Magnolia (Photo by iHanna - Hanna Andersson)
Early in May the magnolia buds was twirling…

Pensι
the violette Penses moved outside.

Pens?

Yellow tulip
…the tulips started to think about blooming.

Dew drops
And I went about with my camera while some green leafs made water fountains after the rain. All was as it usually is in the garden during spring.

But when I came inside I decided to experiment a bit with the original photos, as you can see above, and add “texture”…

In the garden
The original photos were brighter and not as stained as you can see, but with a bit of experimenting I aged them quite a bit. I like both versions, but they do evoke very different feelings, don’t they? You see this done a lot in some cool photography blogs these days, so I wanted to try it out. Adding a texture means basically that you add another layer to your photo to give it extra detail.

This is how you do it: Download a file that you would want to use as your texture. Something that looks like a wall, bark or dust is good. Search on flickr for free textures. Then you open your own photo in Photoshop. Open the texture file and copy it into your first image. You now have two layers there. Change the opacity of the “texture layer” to about 10-50 %, and you will see your own photo through it. When you are happy with it flatten layers and save as jpg. The effect will create a new look for the first photo. This is how you add a “texture” to your photography, now go experiment!

When you add a “texture” you add another dimension and start playing with the feeling of the photography. This is my first “series” of photos using a texture and I’m really pleased with how the photos look. The texture is found in flickr’s Free collages images pool and it is called sidewalk raindrops. I’m going to continue to play with this some more.

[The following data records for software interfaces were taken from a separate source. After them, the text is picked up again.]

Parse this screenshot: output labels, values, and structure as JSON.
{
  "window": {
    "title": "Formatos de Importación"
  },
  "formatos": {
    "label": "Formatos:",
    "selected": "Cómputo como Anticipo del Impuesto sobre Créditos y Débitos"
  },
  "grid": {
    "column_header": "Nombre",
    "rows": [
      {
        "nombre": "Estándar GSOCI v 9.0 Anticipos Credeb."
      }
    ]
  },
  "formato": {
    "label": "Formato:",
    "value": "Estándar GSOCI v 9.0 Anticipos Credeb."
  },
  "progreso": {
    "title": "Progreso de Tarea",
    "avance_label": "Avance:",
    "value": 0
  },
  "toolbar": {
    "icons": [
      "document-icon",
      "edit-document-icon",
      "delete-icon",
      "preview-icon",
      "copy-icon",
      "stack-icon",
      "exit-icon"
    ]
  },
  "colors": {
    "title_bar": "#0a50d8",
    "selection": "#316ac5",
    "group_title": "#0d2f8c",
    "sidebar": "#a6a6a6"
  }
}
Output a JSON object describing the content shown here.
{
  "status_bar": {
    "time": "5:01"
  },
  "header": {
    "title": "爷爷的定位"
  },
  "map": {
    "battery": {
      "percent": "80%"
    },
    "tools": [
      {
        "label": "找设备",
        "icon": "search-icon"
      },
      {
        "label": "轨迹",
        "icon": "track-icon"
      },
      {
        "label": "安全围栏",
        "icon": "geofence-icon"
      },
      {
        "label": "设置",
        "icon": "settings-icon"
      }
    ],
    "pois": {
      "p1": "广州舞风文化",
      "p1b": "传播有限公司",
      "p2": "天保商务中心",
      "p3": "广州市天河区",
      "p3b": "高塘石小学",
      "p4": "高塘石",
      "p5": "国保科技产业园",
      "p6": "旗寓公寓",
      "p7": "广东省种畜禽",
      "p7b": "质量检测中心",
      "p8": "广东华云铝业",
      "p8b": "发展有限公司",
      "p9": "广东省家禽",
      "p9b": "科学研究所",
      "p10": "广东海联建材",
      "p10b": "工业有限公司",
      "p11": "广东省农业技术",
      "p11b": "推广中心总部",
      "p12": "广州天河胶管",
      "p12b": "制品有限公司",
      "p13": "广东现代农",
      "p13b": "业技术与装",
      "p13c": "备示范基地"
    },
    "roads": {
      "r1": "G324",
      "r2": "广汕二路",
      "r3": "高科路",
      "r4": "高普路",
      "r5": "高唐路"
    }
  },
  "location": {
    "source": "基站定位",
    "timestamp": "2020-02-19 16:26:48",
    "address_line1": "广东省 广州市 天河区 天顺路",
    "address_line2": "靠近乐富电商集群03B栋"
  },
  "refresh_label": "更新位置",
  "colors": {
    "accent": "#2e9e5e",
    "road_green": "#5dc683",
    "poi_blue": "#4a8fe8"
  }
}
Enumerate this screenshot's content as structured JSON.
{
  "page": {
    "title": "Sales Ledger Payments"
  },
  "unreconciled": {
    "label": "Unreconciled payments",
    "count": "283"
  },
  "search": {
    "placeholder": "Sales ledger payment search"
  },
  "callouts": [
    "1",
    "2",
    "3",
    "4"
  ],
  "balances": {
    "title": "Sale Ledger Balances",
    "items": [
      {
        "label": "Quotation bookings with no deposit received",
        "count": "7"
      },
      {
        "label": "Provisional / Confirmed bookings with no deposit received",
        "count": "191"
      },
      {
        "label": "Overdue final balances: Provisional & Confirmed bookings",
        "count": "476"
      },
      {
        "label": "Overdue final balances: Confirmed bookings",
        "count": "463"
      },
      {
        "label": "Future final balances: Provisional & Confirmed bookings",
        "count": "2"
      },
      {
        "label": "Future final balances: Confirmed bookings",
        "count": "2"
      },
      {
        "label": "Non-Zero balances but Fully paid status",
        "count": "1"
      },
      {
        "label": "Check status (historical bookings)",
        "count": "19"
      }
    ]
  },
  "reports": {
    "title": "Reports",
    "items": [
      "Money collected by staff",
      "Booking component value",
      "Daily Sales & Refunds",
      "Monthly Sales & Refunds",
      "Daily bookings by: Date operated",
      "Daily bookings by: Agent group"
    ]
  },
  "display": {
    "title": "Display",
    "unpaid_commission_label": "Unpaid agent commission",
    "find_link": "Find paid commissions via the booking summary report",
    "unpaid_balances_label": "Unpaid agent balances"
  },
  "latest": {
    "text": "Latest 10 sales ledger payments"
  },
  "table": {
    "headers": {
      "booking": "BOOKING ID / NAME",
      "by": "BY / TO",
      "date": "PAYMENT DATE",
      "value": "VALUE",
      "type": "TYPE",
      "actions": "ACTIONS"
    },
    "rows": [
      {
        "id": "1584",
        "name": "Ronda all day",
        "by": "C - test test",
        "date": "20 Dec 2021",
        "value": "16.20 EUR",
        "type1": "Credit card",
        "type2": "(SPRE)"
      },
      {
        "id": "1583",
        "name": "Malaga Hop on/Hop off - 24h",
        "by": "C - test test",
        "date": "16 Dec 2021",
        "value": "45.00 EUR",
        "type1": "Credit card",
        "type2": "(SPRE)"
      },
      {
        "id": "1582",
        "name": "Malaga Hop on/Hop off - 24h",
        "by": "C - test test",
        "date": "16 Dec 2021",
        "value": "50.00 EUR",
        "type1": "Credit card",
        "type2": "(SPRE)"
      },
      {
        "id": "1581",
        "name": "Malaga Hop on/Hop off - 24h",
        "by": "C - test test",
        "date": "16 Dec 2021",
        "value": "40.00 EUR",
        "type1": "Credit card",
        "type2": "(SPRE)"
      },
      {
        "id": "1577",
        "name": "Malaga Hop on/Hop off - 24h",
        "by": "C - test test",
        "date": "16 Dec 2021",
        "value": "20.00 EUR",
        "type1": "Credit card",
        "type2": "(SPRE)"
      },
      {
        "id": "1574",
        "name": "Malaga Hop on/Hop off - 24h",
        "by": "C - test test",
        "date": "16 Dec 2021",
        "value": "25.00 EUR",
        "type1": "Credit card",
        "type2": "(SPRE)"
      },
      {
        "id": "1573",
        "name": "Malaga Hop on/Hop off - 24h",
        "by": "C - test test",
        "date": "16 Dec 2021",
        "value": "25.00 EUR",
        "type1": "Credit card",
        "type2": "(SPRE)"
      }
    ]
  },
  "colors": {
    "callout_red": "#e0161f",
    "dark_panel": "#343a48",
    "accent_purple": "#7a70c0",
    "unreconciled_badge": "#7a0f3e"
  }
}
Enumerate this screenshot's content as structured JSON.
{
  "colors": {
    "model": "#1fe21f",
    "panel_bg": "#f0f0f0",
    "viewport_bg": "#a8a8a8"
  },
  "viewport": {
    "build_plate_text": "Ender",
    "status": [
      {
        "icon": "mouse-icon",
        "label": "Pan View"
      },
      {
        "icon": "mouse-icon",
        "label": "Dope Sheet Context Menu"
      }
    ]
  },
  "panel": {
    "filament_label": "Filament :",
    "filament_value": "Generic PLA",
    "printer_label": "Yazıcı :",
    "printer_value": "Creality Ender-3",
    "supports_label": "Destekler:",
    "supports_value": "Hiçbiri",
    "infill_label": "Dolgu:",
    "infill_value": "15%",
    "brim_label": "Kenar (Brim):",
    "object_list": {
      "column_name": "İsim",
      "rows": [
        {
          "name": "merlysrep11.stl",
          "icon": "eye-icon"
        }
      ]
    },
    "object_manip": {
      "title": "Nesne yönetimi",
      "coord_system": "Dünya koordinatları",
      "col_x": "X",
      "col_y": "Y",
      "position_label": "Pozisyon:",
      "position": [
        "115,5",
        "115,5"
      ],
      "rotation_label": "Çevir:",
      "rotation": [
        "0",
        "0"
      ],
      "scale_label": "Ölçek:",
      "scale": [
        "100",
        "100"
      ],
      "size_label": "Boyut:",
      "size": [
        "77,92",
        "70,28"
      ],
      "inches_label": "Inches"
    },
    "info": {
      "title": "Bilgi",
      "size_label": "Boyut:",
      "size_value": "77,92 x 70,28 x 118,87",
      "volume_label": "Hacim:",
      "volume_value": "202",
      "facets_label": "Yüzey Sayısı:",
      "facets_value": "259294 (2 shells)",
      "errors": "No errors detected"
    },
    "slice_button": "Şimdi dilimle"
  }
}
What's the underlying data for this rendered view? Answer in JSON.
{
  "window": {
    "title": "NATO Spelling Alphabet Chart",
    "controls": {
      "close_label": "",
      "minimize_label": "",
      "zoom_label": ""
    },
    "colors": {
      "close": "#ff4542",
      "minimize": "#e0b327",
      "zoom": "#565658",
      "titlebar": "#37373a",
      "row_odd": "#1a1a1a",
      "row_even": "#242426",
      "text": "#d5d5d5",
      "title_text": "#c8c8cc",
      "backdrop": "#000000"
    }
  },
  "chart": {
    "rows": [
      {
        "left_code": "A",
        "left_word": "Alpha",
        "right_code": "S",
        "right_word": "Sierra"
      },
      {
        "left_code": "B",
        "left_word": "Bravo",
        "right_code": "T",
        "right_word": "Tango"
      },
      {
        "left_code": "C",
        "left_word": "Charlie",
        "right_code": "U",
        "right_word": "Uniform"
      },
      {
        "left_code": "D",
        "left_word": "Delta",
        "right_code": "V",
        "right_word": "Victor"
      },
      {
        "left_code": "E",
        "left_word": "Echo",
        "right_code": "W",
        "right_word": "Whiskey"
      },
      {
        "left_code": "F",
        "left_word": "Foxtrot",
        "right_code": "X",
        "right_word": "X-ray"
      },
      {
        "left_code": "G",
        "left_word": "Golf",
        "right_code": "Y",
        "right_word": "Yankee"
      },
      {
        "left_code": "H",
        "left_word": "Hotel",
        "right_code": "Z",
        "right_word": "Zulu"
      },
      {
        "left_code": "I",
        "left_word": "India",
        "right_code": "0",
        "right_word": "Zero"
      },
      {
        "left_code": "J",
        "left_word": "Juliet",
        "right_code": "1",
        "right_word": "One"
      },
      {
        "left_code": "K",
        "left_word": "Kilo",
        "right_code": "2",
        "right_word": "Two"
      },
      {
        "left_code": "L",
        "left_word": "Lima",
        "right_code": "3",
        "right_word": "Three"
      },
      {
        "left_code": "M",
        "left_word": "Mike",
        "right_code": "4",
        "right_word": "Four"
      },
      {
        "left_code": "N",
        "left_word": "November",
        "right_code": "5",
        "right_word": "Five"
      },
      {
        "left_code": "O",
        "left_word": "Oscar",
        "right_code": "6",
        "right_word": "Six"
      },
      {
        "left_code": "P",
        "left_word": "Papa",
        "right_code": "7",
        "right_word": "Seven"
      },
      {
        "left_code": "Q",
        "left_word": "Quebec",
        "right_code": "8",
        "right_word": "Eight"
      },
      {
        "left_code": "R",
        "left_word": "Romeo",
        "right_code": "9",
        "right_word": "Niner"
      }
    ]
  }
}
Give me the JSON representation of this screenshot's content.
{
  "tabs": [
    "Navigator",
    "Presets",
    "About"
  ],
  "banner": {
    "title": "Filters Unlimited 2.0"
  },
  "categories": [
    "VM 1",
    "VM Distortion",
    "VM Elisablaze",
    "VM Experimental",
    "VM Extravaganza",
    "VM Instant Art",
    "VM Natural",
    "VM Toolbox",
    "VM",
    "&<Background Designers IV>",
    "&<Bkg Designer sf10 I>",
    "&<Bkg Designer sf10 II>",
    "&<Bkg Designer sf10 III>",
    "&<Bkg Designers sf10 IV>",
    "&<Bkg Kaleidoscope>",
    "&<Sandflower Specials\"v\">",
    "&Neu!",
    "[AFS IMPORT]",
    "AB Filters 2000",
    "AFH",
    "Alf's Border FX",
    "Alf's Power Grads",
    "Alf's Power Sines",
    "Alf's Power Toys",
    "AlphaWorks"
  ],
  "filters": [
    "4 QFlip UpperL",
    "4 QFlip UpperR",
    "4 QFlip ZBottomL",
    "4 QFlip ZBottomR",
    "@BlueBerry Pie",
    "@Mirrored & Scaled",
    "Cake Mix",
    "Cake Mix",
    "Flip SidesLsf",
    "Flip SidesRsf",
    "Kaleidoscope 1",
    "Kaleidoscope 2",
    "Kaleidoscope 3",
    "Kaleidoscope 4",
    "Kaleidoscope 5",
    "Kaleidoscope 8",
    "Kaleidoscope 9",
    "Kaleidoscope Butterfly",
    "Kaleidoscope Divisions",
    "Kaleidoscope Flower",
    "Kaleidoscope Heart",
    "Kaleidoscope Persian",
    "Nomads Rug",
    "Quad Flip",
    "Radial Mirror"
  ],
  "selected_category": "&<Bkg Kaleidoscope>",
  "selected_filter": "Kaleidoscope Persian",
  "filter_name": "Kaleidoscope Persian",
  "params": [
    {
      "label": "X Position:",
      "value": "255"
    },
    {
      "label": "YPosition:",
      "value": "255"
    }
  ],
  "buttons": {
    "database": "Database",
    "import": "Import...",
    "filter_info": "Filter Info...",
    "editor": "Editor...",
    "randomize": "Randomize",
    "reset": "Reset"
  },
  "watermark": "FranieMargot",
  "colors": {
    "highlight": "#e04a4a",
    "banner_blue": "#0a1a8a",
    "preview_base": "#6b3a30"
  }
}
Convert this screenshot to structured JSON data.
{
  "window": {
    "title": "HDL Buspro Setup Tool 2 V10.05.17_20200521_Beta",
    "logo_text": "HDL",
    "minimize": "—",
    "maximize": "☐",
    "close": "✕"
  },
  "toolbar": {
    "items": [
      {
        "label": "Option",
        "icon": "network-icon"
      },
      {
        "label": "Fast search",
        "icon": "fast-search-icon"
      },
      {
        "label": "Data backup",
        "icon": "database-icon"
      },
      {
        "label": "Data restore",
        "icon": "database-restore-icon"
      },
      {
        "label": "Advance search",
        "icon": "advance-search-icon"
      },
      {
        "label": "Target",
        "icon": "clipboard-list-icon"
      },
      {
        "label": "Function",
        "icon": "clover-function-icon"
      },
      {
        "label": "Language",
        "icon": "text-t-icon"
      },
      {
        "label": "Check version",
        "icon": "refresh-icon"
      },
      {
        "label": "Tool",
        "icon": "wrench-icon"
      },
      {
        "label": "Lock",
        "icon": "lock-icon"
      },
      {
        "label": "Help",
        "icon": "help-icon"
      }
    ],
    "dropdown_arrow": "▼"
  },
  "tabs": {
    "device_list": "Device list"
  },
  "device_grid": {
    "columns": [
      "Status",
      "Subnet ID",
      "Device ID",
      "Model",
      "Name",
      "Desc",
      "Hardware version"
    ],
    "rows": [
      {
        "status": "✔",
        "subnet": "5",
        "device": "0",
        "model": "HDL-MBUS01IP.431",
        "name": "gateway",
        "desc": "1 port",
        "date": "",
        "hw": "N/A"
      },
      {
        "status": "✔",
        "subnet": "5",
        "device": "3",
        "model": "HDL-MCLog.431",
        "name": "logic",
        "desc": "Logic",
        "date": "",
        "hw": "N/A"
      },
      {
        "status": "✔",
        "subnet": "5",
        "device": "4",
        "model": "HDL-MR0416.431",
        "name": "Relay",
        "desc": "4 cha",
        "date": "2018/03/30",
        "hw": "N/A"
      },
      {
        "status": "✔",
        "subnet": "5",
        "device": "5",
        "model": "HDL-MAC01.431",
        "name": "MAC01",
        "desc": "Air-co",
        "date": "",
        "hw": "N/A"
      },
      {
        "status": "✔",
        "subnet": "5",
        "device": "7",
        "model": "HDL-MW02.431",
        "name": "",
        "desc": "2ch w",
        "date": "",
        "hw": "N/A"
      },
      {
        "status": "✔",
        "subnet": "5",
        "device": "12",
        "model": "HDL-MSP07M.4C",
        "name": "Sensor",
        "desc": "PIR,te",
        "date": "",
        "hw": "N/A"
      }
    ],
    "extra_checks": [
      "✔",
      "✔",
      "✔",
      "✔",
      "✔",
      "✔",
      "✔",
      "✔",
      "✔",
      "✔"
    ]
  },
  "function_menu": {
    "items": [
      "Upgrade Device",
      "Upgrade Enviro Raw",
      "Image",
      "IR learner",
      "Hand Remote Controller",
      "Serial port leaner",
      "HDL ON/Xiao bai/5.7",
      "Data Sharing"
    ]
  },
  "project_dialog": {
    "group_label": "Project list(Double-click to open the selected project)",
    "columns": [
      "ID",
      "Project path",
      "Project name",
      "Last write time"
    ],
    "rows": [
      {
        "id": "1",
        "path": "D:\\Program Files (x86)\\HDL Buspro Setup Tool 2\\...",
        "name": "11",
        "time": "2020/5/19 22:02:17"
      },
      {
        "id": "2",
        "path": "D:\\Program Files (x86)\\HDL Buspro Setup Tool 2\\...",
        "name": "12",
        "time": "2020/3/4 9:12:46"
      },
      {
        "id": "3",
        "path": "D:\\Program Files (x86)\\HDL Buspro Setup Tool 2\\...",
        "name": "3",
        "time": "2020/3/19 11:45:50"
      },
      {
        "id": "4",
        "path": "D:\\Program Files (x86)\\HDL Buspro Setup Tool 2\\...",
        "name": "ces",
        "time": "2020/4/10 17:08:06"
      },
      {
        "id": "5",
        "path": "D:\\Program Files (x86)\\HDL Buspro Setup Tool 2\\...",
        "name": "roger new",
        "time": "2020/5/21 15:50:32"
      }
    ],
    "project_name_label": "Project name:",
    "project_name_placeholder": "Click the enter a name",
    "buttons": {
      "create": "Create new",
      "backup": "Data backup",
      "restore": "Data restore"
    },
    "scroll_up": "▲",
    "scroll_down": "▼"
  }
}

* Susan Tuttle’s book Digital Expressions is high up on my wish list!
* If you need a better explanation of texture layers, read the Ehow Tutorial. Let me know what you come up with!